##### Provided records #####
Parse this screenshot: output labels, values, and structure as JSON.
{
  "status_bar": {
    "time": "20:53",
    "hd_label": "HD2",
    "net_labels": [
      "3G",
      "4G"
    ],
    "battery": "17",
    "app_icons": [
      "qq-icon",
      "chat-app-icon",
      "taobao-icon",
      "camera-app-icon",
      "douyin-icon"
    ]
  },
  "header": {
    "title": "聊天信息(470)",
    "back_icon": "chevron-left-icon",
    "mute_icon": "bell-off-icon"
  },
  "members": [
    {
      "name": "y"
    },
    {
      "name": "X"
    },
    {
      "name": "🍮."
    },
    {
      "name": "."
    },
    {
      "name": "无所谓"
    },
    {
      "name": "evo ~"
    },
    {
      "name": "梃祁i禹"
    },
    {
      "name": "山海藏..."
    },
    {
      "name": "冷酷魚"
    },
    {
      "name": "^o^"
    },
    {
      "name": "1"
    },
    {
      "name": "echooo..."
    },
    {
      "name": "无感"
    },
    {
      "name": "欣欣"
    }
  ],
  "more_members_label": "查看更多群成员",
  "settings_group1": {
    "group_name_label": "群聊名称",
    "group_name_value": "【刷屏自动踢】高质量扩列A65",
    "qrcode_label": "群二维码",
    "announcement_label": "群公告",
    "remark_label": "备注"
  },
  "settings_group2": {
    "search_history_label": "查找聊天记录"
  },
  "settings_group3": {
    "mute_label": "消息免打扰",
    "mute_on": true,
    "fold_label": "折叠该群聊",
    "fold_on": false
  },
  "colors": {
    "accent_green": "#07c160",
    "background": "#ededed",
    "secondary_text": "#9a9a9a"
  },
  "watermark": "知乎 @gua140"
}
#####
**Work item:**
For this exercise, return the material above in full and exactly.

**Response below:**
Parse this screenshot: output labels, values, and structure as JSON.
{
  "status_bar": {
    "time": "20:53",
    "hd_label": "HD2",
    "net_labels": [
      "3G",
      "4G"
    ],
    "battery": "17",
    "app_icons": [
      "qq-icon",
      "chat-app-icon",
      "taobao-icon",
      "camera-app-icon",
      "douyin-icon"
    ]
  },
  "header": {
    "title": "聊天信息(470)",
    "back_icon": "chevron-left-icon",
    "mute_icon": "bell-off-icon"
  },
  "members": [
    {
      "name": "y"
    },
    {
      "name": "X"
    },
    {
      "name": "🍮."
    },
    {
      "name": "."
    },
    {
      "name": "无所谓"
    },
    {
      "name": "evo ~"
    },
    {
      "name": "梃祁i禹"
    },
    {
      "name": "山海藏..."
    },
    {
      "name": "冷酷魚"
    },
    {
      "name": "^o^"
    },
    {
      "name": "1"
    },
    {
      "name": "echooo..."
    },
    {
      "name": "无感"
    },
    {
      "name": "欣欣"
    }
  ],
  "more_members_label": "查看更多群成员",
  "settings_group1": {
    "group_name_label": "群聊名称",
    "group_name_value": "【刷屏自动踢】高质量扩列A65",
    "qrcode_label": "群二维码",
    "announcement_label": "群公告",
    "remark_label": "备注"
  },
  "settings_group2": {
    "search_history_label": "查找聊天记录"
  },
  "settings_group3": {
    "mute_label": "消息免打扰",
    "mute_on": true,
    "fold_label": "折叠该群聊",
    "fold_on": false
  },
  "colors": {
    "accent_green": "#07c160",
    "background": "#ededed",
    "secondary_text": "#9a9a9a"
  },
  "watermark": "知乎 @gua140"
}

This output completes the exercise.